# Stored data entries
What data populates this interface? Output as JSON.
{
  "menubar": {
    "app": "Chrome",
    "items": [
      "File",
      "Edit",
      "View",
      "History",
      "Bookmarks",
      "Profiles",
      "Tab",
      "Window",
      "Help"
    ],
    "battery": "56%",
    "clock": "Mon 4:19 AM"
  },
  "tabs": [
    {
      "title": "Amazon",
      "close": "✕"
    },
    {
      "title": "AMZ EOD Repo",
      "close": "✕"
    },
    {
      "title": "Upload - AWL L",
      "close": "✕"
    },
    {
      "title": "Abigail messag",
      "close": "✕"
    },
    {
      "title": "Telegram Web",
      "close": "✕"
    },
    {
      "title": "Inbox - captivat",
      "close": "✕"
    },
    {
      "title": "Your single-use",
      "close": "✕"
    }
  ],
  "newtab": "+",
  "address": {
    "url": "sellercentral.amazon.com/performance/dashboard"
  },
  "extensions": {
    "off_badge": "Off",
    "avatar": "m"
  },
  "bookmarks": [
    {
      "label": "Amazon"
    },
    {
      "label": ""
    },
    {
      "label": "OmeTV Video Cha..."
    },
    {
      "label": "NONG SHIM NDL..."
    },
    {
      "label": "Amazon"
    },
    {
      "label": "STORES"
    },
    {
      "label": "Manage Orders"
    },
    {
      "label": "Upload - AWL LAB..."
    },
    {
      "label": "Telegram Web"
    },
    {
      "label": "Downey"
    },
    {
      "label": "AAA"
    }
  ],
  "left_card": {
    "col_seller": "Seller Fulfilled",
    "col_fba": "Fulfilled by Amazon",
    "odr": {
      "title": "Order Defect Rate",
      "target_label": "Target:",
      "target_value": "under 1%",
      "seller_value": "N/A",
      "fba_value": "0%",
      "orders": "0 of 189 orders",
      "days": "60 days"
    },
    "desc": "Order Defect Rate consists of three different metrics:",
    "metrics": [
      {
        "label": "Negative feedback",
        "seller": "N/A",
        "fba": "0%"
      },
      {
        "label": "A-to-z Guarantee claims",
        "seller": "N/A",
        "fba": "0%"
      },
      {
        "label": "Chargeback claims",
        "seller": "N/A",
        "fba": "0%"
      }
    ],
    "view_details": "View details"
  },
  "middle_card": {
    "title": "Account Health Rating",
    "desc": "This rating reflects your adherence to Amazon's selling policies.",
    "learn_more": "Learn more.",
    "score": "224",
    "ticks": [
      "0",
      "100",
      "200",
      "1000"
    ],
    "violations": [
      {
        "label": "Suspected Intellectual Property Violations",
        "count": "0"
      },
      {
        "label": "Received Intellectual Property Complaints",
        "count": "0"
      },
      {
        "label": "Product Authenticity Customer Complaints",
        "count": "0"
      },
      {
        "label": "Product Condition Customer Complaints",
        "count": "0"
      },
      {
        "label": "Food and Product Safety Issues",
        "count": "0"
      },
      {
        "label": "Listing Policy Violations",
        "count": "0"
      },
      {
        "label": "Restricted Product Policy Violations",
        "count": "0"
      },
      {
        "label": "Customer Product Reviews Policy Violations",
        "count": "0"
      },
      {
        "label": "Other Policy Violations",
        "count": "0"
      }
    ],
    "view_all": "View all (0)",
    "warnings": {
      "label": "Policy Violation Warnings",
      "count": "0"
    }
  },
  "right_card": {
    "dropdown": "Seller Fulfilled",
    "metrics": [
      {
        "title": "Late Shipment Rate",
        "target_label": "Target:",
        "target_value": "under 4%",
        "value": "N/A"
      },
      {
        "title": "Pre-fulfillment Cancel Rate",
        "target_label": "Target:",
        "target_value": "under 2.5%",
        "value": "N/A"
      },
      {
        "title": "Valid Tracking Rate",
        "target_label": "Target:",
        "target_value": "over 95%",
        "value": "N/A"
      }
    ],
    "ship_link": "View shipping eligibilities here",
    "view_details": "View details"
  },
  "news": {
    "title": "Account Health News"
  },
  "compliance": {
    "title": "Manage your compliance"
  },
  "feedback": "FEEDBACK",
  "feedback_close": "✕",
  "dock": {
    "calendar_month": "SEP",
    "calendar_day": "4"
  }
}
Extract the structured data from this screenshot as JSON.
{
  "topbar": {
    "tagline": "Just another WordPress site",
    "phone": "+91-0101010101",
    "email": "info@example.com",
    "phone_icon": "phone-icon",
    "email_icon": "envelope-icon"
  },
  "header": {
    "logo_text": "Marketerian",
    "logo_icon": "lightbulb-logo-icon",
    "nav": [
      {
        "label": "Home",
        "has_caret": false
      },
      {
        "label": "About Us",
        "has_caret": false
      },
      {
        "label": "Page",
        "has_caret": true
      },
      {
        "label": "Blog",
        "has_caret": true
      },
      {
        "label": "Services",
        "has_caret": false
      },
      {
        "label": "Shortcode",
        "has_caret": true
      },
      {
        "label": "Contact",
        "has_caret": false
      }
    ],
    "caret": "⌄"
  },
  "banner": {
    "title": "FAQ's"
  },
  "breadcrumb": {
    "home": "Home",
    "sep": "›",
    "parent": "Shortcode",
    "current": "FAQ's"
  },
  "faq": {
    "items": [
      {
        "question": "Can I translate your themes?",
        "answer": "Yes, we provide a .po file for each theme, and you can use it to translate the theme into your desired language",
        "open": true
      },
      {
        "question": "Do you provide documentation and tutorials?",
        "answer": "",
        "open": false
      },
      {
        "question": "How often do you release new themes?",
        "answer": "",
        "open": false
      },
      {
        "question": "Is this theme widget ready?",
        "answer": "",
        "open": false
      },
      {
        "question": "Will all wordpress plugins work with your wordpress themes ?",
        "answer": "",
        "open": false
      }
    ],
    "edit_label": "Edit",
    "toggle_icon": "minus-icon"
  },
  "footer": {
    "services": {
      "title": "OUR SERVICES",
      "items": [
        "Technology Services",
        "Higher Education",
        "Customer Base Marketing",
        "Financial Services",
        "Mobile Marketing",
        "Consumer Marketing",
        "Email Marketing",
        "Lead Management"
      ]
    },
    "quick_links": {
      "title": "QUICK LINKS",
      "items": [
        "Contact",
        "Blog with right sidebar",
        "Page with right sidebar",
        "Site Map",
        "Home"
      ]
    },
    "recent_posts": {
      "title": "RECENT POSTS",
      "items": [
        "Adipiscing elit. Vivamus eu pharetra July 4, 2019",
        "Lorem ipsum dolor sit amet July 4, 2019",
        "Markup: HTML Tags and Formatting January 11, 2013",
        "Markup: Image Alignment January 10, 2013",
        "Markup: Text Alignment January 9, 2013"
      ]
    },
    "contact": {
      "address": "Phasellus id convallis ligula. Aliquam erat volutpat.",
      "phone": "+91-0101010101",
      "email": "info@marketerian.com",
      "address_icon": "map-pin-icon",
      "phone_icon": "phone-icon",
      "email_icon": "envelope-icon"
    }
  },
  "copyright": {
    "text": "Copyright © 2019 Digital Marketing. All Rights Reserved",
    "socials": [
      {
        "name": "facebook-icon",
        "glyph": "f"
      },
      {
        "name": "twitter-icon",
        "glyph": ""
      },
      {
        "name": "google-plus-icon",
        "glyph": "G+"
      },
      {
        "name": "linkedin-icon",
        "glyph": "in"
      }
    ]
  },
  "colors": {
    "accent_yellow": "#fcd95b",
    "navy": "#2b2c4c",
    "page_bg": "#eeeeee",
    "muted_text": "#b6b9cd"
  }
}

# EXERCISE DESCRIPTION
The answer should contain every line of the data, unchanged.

# WORKED SOLUTION
What data populates this interface? Output as JSON.
{
  "menubar": {
    "app": "Chrome",
    "items": [
      "File",
      "Edit",
      "View",
      "History",
      "Bookmarks",
      "Profiles",
      "Tab",
      "Window",
      "Help"
    ],
    "battery": "56%",
    "clock": "Mon 4:19 AM"
  },
  "tabs": [
    {
      "title": "Amazon",
      "close": "✕"
    },
    {
      "title": "AMZ EOD Repo",
      "close": "✕"
    },
    {
      "title": "Upload - AWL L",
      "close": "✕"
    },
    {
      "title": "Abigail messag",
      "close": "✕"
    },
    {
      "title": "Telegram Web",
      "close": "✕"
    },
    {
      "title": "Inbox - captivat",
      "close": "✕"
    },
    {
      "title": "Your single-use",
      "close": "✕"
    }
  ],
  "newtab": "+",
  "address": {
    "url": "sellercentral.amazon.com/performance/dashboard"
  },
  "extensions": {
    "off_badge": "Off",
    "avatar": "m"
  },
  "bookmarks": [
    {
      "label": "Amazon"
    },
    {
      "label": ""
    },
    {
      "label": "OmeTV Video Cha..."
    },
    {
      "label": "NONG SHIM NDL..."
    },
    {
      "label": "Amazon"
    },
    {
      "label": "STORES"
    },
    {
      "label": "Manage Orders"
    },
    {
      "label": "Upload - AWL LAB..."
    },
    {
      "label": "Telegram Web"
    },
    {
      "label": "Downey"
    },
    {
      "label": "AAA"
    }
  ],
  "left_card": {
    "col_seller": "Seller Fulfilled",
    "col_fba": "Fulfilled by Amazon",
    "odr": {
      "title": "Order Defect Rate",
      "target_label": "Target:",
      "target_value": "under 1%",
      "seller_value": "N/A",
      "fba_value": "0%",
      "orders": "0 of 189 orders",
      "days": "60 days"
    },
    "desc": "Order Defect Rate consists of three different metrics:",
    "metrics": [
      {
        "label": "Negative feedback",
        "seller": "N/A",
        "fba": "0%"
      },
      {
        "label": "A-to-z Guarantee claims",
        "seller": "N/A",
        "fba": "0%"
      },
      {
        "label": "Chargeback claims",
        "seller": "N/A",
        "fba": "0%"
      }
    ],
    "view_details": "View details"
  },
  "middle_card": {
    "title": "Account Health Rating",
    "desc": "This rating reflects your adherence to Amazon's selling policies.",
    "learn_more": "Learn more.",
    "score": "224",
    "ticks": [
      "0",
      "100",
      "200",
      "1000"
    ],
    "violations": [
      {
        "label": "Suspected Intellectual Property Violations",
        "count": "0"
      },
      {
        "label": "Received Intellectual Property Complaints",
        "count": "0"
      },
      {
        "label": "Product Authenticity Customer Complaints",
        "count": "0"
      },
      {
        "label": "Product Condition Customer Complaints",
        "count": "0"
      },
      {
        "label": "Food and Product Safety Issues",
        "count": "0"
      },
      {
        "label": "Listing Policy Violations",
        "count": "0"
      },
      {
        "label": "Restricted Product Policy Violations",
        "count": "0"
      },
      {
        "label": "Customer Product Reviews Policy Violations",
        "count": "0"
      },
      {
        "label": "Other Policy Violations",
        "count": "0"
      }
    ],
    "view_all": "View all (0)",
    "warnings": {
      "label": "Policy Violation Warnings",
      "count": "0"
    }
  },
  "right_card": {
    "dropdown": "Seller Fulfilled",
    "metrics": [
      {
        "title": "Late Shipment Rate",
        "target_label": "Target:",
        "target_value": "under 4%",
        "value": "N/A"
      },
      {
        "title": "Pre-fulfillment Cancel Rate",
        "target_label": "Target:",
        "target_value": "under 2.5%",
        "value": "N/A"
      },
      {
        "title": "Valid Tracking Rate",
        "target_label": "Target:",
        "target_value": "over 95%",
        "value": "N/A"
      }
    ],
    "ship_link": "View shipping eligibilities here",
    "view_details": "View details"
  },
  "news": {
    "title": "Account Health News"
  },
  "compliance": {
    "title": "Manage your compliance"
  },
  "feedback": "FEEDBACK",
  "feedback_close": "✕",
  "dock": {
    "calendar_month": "SEP",
    "calendar_day": "4"
  }
}
Extract the structured data from this screenshot as JSON.
{
  "topbar": {
    "tagline": "Just another WordPress site",
    "phone": "+91-0101010101",
    "email": "info@example.com",
    "phone_icon": "phone-icon",
    "email_icon": "envelope-icon"
  },
  "header": {
    "logo_text": "Marketerian",
    "logo_icon": "lightbulb-logo-icon",
    "nav": [
      {
        "label": "Home",
        "has_caret": false
      },
      {
        "label": "About Us",
        "has_caret": false
      },
      {
        "label": "Page",
        "has_caret": true
      },
      {
        "label": "Blog",
        "has_caret": true
      },
      {
        "label": "Services",
        "has_caret": false
      },
      {
        "label": "Shortcode",
        "has_caret": true
      },
      {
        "label": "Contact",
        "has_caret": false
      }
    ],
    "caret": "⌄"
  },
  "banner": {
    "title": "FAQ's"
  },
  "breadcrumb": {
    "home": "Home",
    "sep": "›",
    "parent": "Shortcode",
    "current": "FAQ's"
  },
  "faq": {
    "items": [
      {
        "question": "Can I translate your themes?",
        "answer": "Yes, we provide a .po file for each theme, and you can use it to translate the theme into your desired language",
        "open": true
      },
      {
        "question": "Do you provide documentation and tutorials?",
        "answer": "",
        "open": false
      },
      {
        "question": "How often do you release new themes?",
        "answer": "",
        "open": false
      },
      {
        "question": "Is this theme widget ready?",
        "answer": "",
        "open": false
      },
      {
        "question": "Will all wordpress plugins work with your wordpress themes ?",
        "answer": "",
        "open": false
      }
    ],
    "edit_label": "Edit",
    "toggle_icon": "minus-icon"
  },
  "footer": {
    "services": {
      "title": "OUR SERVICES",
      "items": [
        "Technology Services",
        "Higher Education",
        "Customer Base Marketing",
        "Financial Services",
        "Mobile Marketing",
        "Consumer Marketing",
        "Email Marketing",
        "Lead Management"
      ]
    },
    "quick_links": {
      "title": "QUICK LINKS",
      "items": [
        "Contact",
        "Blog with right sidebar",
        "Page with right sidebar",
        "Site Map",
        "Home"
      ]
    },
    "recent_posts": {
      "title": "RECENT POSTS",
      "items": [
        "Adipiscing elit. Vivamus eu pharetra July 4, 2019",
        "Lorem ipsum dolor sit amet July 4, 2019",
        "Markup: HTML Tags and Formatting January 11, 2013",
        "Markup: Image Alignment January 10, 2013",
        "Markup: Text Alignment January 9, 2013"
      ]
    },
    "contact": {
      "address": "Phasellus id convallis ligula. Aliquam erat volutpat.",
      "phone": "+91-0101010101",
      "email": "info@marketerian.com",
      "address_icon": "map-pin-icon",
      "phone_icon": "phone-icon",
      "email_icon": "envelope-icon"
    }
  },
  "copyright": {
    "text": "Copyright © 2019 Digital Marketing. All Rights Reserved",
    "socials": [
      {
        "name": "facebook-icon",
        "glyph": "f"
      },
      {
        "name": "twitter-icon",
        "glyph": ""
      },
      {
        "name": "google-plus-icon",
        "glyph": "G+"
      },
      {
        "name": "linkedin-icon",
        "glyph": "in"
      }
    ]
  },
  "colors": {
    "accent_yellow": "#fcd95b",
    "navy": "#2b2c4c",
    "page_bg": "#eeeeee",
    "muted_text": "#b6b9cd"
  }
}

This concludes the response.